Computed tomography (CT) and magnetic resonance (MR) imaging have complementary roles in the evaluation of chest wall disorders, which include mesenchymal tumors, primary and secondary malignancies, and inflammatory and infectious diseases. Important anatomic regions of the chest wall to evaluate on axial images include the supraclavicular fossa, axilla, and parasternal-internal mammary zone. For diagnosis of a suspected lipoma, CT is faster and less expensive; however, MR imaging may better delineate the extent of more invasive tumors if surgery is planned. MR imaging best depicts intramuscular neurofibromas and soft-tissue, intraspinal, and marrow involvement of neurogenic tumors, although CT more readily shows small calcifications and bone destruction. For diagnosis of lymphangioma, particularly when intravenous contrast material cannot be given for CT, MR imaging is preferred. CT more accurately demonstrates cortical bone destruction from masses arising in the ribs, but MR imaging is better for depicting infiltration of bone marrow and the extent of soft-tissue involvement. MR imaging displays Pancoast tumors and chest wall invasion from lung cancer better than CT because of its multiplanar capability and depiction of subtle differences in soft-tissue contrast. Both CT and MR imaging are helpful in evaluating infections, with CT being used to reveal bone destruction and to guide aspiration and drainage and MR imaging demonstrating soft-tissue involvement. The choice of technique, CT versus MR imaging, often depends on the specific clinical question to be addressed.
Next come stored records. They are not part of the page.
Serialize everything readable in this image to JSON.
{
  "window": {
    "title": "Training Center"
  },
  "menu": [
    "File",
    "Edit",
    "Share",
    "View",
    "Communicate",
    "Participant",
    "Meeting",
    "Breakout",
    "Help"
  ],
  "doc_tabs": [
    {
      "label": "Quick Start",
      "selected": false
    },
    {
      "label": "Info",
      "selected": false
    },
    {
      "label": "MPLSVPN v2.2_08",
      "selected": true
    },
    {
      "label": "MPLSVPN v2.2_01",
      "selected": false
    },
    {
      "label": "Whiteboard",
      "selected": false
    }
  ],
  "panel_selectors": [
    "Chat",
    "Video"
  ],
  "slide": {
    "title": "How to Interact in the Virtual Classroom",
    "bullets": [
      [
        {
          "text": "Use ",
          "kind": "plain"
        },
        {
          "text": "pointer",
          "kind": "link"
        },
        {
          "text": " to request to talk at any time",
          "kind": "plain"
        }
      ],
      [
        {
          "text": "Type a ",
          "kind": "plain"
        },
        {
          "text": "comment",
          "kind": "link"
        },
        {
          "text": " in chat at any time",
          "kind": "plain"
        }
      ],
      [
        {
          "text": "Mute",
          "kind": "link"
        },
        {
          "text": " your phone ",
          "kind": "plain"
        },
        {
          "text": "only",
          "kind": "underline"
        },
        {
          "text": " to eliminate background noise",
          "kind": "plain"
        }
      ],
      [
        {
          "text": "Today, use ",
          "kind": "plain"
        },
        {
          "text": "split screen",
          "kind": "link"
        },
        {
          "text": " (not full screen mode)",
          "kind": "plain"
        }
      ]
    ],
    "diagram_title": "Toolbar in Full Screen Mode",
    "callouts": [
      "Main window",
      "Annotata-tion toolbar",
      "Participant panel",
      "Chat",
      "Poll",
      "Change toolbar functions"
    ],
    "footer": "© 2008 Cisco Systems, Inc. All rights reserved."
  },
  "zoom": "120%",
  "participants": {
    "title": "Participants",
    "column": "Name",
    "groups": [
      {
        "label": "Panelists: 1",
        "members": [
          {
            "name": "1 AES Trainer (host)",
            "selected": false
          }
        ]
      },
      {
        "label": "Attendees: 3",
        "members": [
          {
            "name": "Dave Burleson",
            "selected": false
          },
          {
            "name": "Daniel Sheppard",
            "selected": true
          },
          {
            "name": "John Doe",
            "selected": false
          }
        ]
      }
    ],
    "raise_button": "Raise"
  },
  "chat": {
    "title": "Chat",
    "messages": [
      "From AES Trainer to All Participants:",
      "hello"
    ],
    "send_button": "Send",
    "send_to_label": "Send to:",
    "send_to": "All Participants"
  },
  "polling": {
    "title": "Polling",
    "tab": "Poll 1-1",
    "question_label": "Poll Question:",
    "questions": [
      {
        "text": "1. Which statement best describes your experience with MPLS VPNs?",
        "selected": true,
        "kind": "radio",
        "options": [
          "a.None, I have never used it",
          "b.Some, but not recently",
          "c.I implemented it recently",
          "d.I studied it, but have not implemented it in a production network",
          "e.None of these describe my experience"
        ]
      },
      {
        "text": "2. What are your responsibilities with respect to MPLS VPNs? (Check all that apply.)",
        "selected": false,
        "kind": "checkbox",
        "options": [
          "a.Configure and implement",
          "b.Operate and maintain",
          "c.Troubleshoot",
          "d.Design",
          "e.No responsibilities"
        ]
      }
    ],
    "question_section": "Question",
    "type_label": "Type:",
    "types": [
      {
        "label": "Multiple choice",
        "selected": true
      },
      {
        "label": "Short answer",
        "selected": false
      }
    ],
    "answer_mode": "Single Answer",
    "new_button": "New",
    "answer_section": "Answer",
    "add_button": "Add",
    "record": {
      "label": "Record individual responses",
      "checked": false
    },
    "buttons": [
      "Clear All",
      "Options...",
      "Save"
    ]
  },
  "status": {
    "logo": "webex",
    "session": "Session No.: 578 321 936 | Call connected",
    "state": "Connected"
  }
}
|Original language||English (US)|
|Number of pages||25|
|Journal||Radiographics : a review publication of the Radiological Society of North America, Inc|
|State||Published - May 1994|
ASJC Scopus subject areas
- Radiology Nuclear Medicine and imaging